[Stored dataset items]
/---

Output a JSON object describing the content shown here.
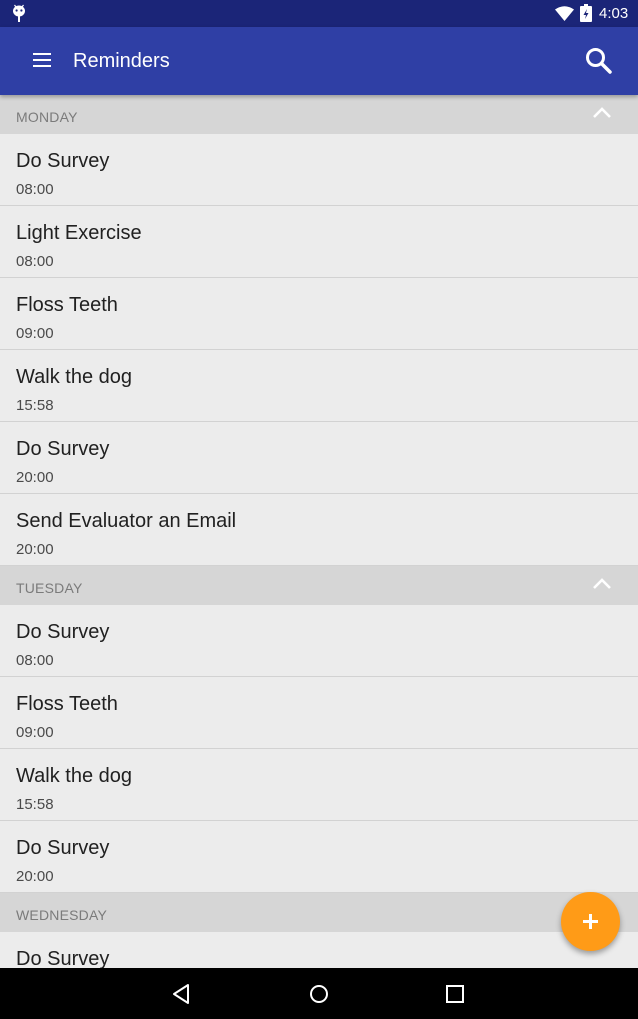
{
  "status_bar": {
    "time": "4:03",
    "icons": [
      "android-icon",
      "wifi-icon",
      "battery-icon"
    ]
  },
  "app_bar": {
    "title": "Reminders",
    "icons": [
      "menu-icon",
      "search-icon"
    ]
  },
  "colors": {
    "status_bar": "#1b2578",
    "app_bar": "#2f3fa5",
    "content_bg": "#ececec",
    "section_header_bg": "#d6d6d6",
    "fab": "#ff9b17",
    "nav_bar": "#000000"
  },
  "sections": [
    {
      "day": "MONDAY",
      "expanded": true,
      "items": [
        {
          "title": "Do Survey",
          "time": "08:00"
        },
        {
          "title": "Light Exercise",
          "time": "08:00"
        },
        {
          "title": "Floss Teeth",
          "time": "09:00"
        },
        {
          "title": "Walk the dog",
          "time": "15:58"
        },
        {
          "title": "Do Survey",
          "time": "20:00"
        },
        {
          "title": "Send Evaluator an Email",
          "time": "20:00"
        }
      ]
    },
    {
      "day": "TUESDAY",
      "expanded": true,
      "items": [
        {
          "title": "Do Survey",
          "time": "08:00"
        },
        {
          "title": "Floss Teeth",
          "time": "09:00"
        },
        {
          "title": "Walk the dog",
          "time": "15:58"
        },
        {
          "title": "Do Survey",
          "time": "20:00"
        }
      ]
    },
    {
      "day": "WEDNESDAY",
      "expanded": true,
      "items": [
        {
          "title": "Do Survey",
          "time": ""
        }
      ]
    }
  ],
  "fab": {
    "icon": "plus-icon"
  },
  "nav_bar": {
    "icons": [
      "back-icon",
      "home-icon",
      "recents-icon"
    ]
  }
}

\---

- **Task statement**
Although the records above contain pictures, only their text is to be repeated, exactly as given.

- **Answer to the problem**
Output a JSON object describing the content shown here.
{
  "status_bar": {
    "time": "4:03",
    "icons": [
      "android-icon",
      "wifi-icon",
      "battery-icon"
    ]
  },
  "app_bar": {
    "title": "Reminders",
    "icons": [
      "menu-icon",
      "search-icon"
    ]
  },
  "colors": {
    "status_bar": "#1b2578",
    "app_bar": "#2f3fa5",
    "content_bg": "#ececec",
    "section_header_bg": "#d6d6d6",
    "fab": "#ff9b17",
    "nav_bar": "#000000"
  },
  "sections": [
    {
      "day": "MONDAY",
      "expanded": true,
      "items": [
        {
          "title": "Do Survey",
          "time": "08:00"
        },
        {
          "title": "Light Exercise",
          "time": "08:00"
        },
        {
          "title": "Floss Teeth",
          "time": "09:00"
        },
        {
          "title": "Walk the dog",
          "time": "15:58"
        },
        {
          "title": "Do Survey",
          "time": "20:00"
        },
        {
          "title": "Send Evaluator an Email",
          "time": "20:00"
        }
      ]
    },
    {
      "day": "TUESDAY",
      "expanded": true,
      "items": [
        {
          "title": "Do Survey",
          "time": "08:00"
        },
        {
          "title": "Floss Teeth",
          "time": "09:00"
        },
        {
          "title": "Walk the dog",
          "time": "15:58"
        },
        {
          "title": "Do Survey",
          "time": "20:00"
        }
      ]
    },
    {
      "day": "WEDNESDAY",
      "expanded": true,
      "items": [
        {
          "title": "Do Survey",
          "time": ""
        }
      ]
    }
  ],
  "fab": {
    "icon": "plus-icon"
  },
  "nav_bar": {
    "icons": [
      "back-icon",
      "home-icon",
      "recents-icon"
    ]
  }
}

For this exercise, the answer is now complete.